La vida living is about to get easier in Washington D.C. District-based VIDA will break ground tomorrow on a new residential project in Brightwood, adding 36 residential units in a new building structured for affordable senior housing.
Formerly known as Educational Organization for United Latin Americans, the newly renamed 501(c)(3) that serves over 600 DC-area seniors annually is getting ready to add another 36 units to its stock. Located on Missouri Avenue on a now vacant lot, VIDA will build affordable senior housing in Ward 4, where the largest concentration of the District's seniors live. This is the first time VIDA is developing housing, with financing that got creative. The development team - comprised of VIDA Senior Centers, Dantes Partners as the Development Consultant, Zavos Architecture and Design, NDC Real Estate for property management, and Hamel Builders as General Contractor - used a multilayer financing approach. Tapping into federal stimulus programs (Section 1602 Tax Credit Exchange), Neighborhood Investment Funds (NIF), private bank debt and an Enterprise Green Communities grant, the development secured financing for an area that has seen little new residential development since the financing bust several years ago. "We were fortunate to have been selected as an innovative project that served a unique need. We were lucky enough to have partners who believed in our vision," said Jordan Bishop of Dantes Partners.
With four stories of new affordable and accessible rental units, the five-story independent-living senior center will provide services that include meals, music, presentations, dancing, minor checkups, medication management, "spiritual activities," and private van transportation, and of course bingo and chess. The project is being billed as "transit-oriented development," despite the lack of a nearby Metro station, which makes it easier to get the zoning variance of 4 parking spots rather than the required 6.
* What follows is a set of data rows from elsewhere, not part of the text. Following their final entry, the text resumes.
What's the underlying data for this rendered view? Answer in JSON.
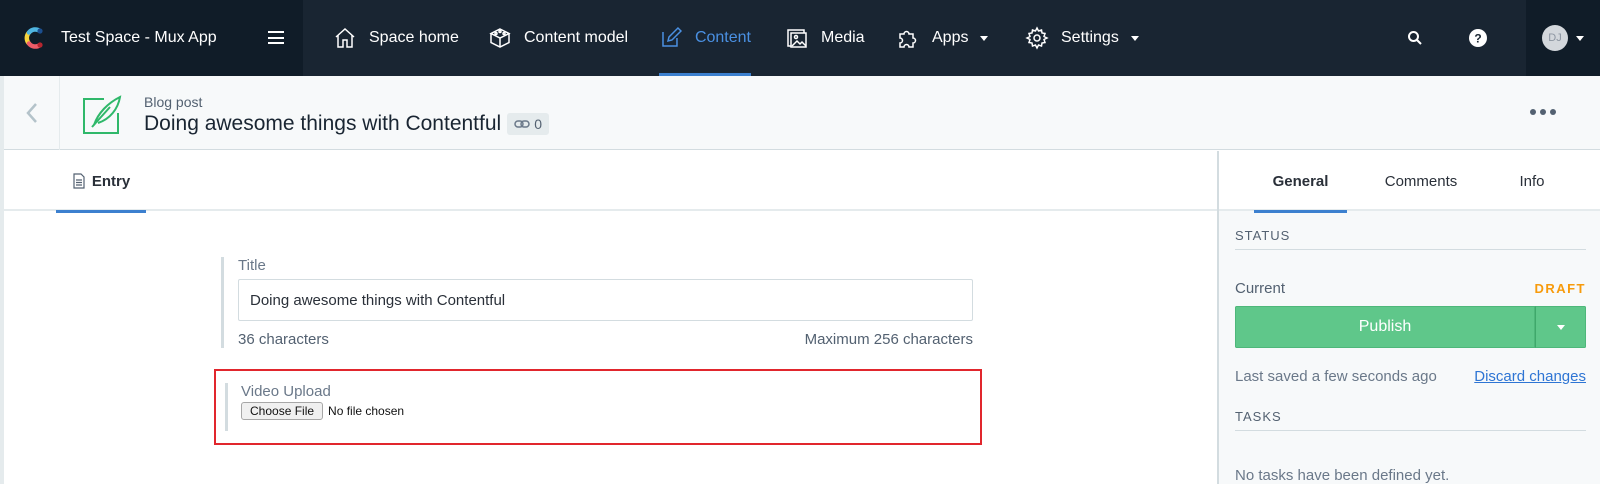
{
  "app": {
    "space_title": "Test Space - Mux App",
    "logo_icon": "contentful-logo-icon",
    "menu_icon": "hamburger-icon"
  },
  "nav": {
    "items": [
      {
        "label": "Space home",
        "icon": "house-icon",
        "active": false,
        "dropdown": false
      },
      {
        "label": "Content model",
        "icon": "box-icon",
        "active": false,
        "dropdown": false
      },
      {
        "label": "Content",
        "icon": "pencil-icon",
        "active": true,
        "dropdown": false
      },
      {
        "label": "Media",
        "icon": "image-icon",
        "active": false,
        "dropdown": false
      },
      {
        "label": "Apps",
        "icon": "puzzle-icon",
        "active": false,
        "dropdown": true
      },
      {
        "label": "Settings",
        "icon": "gear-icon",
        "active": false,
        "dropdown": true
      }
    ],
    "search_icon": "search-icon",
    "help_icon": "help-icon",
    "account_initials": "DJ"
  },
  "header": {
    "content_type": "Blog post",
    "entry_title": "Doing awesome things with Contentful",
    "links_count": "0"
  },
  "tabs": {
    "entry_label": "Entry"
  },
  "fields": {
    "title": {
      "label": "Title",
      "value": "Doing awesome things with Contentful",
      "char_count": "36 characters",
      "max_chars": "Maximum 256 characters"
    },
    "video_upload": {
      "label": "Video Upload",
      "button_label": "Choose File",
      "status": "No file chosen"
    }
  },
  "sidebar": {
    "tabs": [
      "General",
      "Comments",
      "Info"
    ],
    "active_tab": "General",
    "status_heading": "STATUS",
    "current_label": "Current",
    "status_value": "DRAFT",
    "publish_label": "Publish",
    "last_saved": "Last saved a few seconds ago",
    "discard_label": "Discard changes",
    "tasks_heading": "TASKS",
    "no_tasks": "No tasks have been defined yet."
  },
  "colors": {
    "nav_bg": "#192532",
    "accent": "#3c80cf",
    "publish_green": "#5fc78a",
    "draft_orange": "#f79b0c",
    "highlight_red": "#e1262d"
  }
}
Zavos Architecture and Design, a firm with experience in non-profit, affordable and sustainable community-oriented development, designed into the project a number of "quality of life improving" and energy reducing features. Those include a vegetated roof with walk-on terrace space to manage storm water, reduce heating and cooling loads on the building and provide outdoor green space for residents; permeable parking and other drive areas to allow storm water to filter naturally into the ground and reallocate infrastructural funds to services; high-emissive roofing rather than traditional EPDM to deflect the sun's heat and reduce associated cooling costs; privately metered electricity and hot water to encourage reduced consumption (for a generation always yelling at you to wear a sweater and turn down the heat, that shouldn't be an issue); improved indoor air quality through the installation of non-toxic and non-allergenic flooring; and the maximization of daylight in all units to minimize the use of artificial lighting and improve indoor environmental quality.
"I am most proud of having been able to fit so many services in such a small building. Envisioning people spending the latter part of their lives in this building is something we took seriously. We have designed a quality place for them," remarked Tim Daniel, the project architect for the VIDA-developed housing.
While the elderly account for 12% of the District’s population, retirement age individuals make up over 18% of the population of Ward 4. VIDA has traditionally served the District’s Latino senior citizens, but it is expanding its target demographic to meet growing needs in other populations, specifically identifying African-Americans and immigrants of Caribbean and Brazilian backgrounds, among others.
"The initial goal was always to provide high quality senior housing at affordable rental rates (50% AMI - Area Median Income) and to combine this with space on the ground floor to provide services specifically targeted to seniors. With the recent closing and groundbreaking, we are well on track to achieving these desirable goals," said Jordan Bishop of Dantes Partners. The groundbreaking will take place at 10:30am.
Washington DC real estate development news